Nightcrawler (Dir. Dan Gilroy/2014)
Based on the west coast streets, with the orange haze and branded bill-boards, Nightcrawler comes out of the dark with a sordid capitalist tale to tell. Starring a wide-eyed Jake Gyllenhaal as Lou Bloom, videographer of the LA boulevards, it’s a name he won’t let you forget. He captures the bloody crimes that dominate the morning television screens across the local area. Leeching off the ills of society, his role is needed because it makes money. His “professional” and guide-to-success etiquette may be creepy, but it makes money. Indeed, a parable about the flawed supply-and-demand system is about making money. Nightcrawler has the atmosphere of Michael Mann’s underrated Collateral, and the tech-savvy and internet-taught education of The Bling Ring. It also benefits from a stellar cast that hold Gyllenhaal’s focused mad man firmly on centre stage. Nina (Rene Russo), the pressured TV exec whose job depends on his material. She is strong, but his psychopathic and emotionless demeanour is stronger. Joe Loder (Bill Paxton) is an old pro, well-versed on the highways and byways, with his own ambitions to expand. His time has passed, and Bloom knows it. But the stand-out star is Riz Ahmed. Ahmed’s luckless chancer, Rick, desperately needs the ‘opportunities’ Bloom promises, but like many corporate promises, Bloom fails to honour them. Nightcrawler is a dark, pulsating drama, with a grimy underbelly that reveals the darkness behind our glossy western media.
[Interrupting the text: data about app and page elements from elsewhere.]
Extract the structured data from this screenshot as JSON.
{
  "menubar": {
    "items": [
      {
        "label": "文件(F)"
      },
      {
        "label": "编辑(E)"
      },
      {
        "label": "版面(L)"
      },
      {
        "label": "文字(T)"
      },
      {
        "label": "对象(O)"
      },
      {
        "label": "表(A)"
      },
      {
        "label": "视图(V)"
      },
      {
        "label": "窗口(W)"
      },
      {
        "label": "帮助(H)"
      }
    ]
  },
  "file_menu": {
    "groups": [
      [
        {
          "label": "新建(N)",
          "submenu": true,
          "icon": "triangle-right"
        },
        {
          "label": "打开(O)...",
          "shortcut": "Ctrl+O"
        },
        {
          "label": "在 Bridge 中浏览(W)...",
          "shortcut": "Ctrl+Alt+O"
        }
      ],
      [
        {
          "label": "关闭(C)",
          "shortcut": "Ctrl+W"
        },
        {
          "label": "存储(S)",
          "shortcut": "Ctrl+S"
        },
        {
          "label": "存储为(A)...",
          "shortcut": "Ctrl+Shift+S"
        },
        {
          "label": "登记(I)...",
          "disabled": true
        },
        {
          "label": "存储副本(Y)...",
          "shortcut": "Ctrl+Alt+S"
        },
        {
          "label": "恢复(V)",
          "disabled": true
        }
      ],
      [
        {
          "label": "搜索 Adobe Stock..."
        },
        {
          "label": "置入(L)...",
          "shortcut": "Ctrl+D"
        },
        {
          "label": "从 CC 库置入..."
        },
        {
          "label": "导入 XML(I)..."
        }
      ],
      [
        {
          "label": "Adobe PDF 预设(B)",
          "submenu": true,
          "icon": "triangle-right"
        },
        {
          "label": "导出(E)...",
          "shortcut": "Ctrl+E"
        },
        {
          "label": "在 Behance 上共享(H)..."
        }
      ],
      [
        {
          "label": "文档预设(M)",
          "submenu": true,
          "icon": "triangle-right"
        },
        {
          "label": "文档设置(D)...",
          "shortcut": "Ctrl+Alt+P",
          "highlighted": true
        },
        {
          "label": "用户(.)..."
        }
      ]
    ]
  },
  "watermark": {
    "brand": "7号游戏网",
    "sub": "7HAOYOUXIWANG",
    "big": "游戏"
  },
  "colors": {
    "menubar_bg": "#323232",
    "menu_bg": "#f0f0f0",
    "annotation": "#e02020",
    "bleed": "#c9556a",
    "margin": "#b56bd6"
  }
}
This is the American Dream without the humanity – and, like the morning news, it’s completely fascinating.